After the collapse of Channel 50, Stan briefly took a different direction in his life, as he planted a vineyard in Sebastopol and taught journalism classes in a summer graduate program at Stanford University.
Stan’s time teaching at Stanford and his thoughts about the sudden closure of KFTY caused him to reevaluate his life, and he returned to television, first as a reporter with KGO-TV in San Francisco.
That experience led to his rehiring at KTVU Channel 2 in 1973.
Three years later, Stan left his work as an anchor at KTVU, as he was presented with an opportunity to return to KCRA Channel 3.
In recalling that moment, Stan said, “I knew that (KCRA) is where I always wanted to be. I loved the time that I’d been here in the early days. I always had a feeling I’d come back, always did, even from when I left before. I was so glad to be back, and of course the station was the best in the market. Everything was first class and professional and (the station had a) great gang of people to work with and work for. And the best part was I got a chance to not just anchor, but to go about and do some serious reporting a couple times every year on a major assignment somewhere in the world. I think there was something like 18 or 20 assignments in 30 different countries.”
After spending 18 years in his second stint with KCRA, Stan was hired to work as an anchor at KOVR Channel 13.
In explaining why he left Channel 3 to work for Channel 13, Stan said, “It was a bit of a contract dispute and (KOVR) found out about it. They had just changed ownership (at KOVR) and so they came after me and wanted me to come to work for them. The timing was perfect and I said, ‘Sure.’ It was a great time for me (at KCRA) and it was wonderful. I never had a regret about it, but I figured maybe after all that time, it was good to make a change. And it was good.”
Stan ended his lengthy career with a special edition of the 10 p.m. news on July 30, 1999. Following the broadcast, KOVR aired a special, hour-long program, entitled “Stan Atkinson: A Career to Remember.”

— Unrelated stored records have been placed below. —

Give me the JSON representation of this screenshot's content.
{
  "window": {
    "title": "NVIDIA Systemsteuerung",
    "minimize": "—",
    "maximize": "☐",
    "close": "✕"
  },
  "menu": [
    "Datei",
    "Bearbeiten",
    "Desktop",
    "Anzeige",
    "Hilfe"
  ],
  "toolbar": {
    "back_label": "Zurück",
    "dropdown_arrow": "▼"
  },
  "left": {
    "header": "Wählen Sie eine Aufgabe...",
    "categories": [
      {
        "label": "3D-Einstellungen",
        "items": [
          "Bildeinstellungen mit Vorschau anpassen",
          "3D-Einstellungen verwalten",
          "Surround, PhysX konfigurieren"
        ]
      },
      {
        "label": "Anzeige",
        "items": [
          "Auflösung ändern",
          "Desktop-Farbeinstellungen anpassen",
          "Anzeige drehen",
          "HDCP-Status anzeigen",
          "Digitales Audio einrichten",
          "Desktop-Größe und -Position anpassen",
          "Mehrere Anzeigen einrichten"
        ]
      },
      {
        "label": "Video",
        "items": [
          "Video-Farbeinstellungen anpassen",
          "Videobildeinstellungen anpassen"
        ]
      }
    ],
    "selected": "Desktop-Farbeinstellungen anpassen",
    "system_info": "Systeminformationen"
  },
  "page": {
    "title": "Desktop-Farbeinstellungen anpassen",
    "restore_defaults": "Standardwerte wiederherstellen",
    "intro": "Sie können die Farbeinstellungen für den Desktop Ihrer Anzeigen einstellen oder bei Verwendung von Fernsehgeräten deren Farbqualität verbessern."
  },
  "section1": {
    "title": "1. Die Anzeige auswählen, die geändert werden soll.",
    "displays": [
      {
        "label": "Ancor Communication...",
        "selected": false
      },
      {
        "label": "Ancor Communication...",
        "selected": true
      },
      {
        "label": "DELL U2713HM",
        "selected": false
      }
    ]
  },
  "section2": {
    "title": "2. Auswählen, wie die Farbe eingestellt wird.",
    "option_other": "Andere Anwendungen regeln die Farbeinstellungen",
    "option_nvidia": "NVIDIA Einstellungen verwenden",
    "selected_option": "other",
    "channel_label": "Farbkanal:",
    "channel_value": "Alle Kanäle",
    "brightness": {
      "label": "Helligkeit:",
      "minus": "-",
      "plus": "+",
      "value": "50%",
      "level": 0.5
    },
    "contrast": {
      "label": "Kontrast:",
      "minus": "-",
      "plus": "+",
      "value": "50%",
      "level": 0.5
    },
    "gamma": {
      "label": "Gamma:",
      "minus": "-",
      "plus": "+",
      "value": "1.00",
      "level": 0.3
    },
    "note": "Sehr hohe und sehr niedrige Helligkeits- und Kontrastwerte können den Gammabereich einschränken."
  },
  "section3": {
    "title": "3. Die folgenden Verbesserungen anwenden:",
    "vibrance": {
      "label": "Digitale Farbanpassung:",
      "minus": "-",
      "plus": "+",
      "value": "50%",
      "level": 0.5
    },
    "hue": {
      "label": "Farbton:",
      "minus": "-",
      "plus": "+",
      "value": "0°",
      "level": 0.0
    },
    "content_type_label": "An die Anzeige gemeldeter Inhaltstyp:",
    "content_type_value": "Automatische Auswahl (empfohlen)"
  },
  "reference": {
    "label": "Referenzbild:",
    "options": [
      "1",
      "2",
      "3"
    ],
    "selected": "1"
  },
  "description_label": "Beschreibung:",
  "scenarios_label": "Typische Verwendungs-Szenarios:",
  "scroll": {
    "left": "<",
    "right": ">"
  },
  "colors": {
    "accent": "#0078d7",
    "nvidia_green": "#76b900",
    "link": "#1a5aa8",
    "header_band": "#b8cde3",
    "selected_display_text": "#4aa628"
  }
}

After being asked to summarize his career, Stan, who is enjoying his retirement years with his wife, Kristen, said, “I had 46 years of working in radio and television. I loved it on the last day as much as I did the first day. There isn’t much I would ever change. Overall, I was one lucky duck.”